Assignment. Work through the records below and tally every line containing "datetime". Reply with the total alone.

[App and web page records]
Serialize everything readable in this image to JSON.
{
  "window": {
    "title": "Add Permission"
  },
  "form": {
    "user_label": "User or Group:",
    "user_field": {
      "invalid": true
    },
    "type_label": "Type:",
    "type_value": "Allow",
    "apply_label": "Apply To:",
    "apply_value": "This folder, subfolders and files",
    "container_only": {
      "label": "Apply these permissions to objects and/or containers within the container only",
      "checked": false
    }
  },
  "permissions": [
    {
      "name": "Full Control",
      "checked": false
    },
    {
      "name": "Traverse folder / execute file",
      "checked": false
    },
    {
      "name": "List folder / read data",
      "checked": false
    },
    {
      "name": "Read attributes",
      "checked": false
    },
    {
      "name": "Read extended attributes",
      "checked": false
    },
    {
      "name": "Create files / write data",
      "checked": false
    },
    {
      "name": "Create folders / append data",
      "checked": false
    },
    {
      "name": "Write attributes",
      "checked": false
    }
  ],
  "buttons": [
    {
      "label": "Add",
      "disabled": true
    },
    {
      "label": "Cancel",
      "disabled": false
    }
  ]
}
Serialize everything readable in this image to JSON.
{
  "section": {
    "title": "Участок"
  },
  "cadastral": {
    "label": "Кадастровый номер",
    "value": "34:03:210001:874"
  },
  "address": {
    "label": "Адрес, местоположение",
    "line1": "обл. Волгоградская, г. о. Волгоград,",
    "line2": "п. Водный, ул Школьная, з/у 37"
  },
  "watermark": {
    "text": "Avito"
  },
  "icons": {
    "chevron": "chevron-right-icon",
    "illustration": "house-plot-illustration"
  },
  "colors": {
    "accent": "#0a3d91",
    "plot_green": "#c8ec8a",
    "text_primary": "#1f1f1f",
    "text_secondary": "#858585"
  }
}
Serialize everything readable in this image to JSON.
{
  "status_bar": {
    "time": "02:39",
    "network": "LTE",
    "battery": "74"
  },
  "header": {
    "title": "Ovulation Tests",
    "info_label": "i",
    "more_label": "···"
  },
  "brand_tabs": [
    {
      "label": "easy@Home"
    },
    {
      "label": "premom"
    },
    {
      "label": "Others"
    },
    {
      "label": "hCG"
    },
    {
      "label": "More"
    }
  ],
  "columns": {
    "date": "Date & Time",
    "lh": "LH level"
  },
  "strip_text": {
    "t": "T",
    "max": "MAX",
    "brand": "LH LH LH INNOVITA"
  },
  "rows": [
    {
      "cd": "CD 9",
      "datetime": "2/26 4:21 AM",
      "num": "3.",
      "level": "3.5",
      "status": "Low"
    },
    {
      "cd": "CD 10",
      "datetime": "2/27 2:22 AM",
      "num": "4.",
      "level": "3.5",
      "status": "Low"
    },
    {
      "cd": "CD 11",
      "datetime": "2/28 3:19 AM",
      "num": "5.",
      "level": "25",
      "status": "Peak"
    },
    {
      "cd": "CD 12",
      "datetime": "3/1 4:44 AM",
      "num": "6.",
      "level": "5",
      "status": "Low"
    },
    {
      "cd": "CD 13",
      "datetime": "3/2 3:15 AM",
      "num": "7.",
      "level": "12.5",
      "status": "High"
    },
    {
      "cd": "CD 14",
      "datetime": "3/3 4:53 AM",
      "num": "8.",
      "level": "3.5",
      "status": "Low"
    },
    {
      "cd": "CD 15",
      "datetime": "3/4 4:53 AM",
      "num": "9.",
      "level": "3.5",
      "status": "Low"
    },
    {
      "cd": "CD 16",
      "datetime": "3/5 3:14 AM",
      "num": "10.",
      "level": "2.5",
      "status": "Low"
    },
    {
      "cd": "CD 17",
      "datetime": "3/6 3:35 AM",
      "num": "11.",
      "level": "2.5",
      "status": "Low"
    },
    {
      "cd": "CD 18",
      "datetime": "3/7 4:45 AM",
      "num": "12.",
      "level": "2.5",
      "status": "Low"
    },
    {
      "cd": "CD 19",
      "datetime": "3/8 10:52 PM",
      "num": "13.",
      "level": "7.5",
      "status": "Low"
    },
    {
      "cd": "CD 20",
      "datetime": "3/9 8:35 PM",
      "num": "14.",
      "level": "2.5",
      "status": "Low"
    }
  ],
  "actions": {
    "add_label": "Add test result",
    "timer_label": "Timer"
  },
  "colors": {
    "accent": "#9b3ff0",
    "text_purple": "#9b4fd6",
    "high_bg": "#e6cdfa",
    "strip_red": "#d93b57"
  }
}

Task output. 12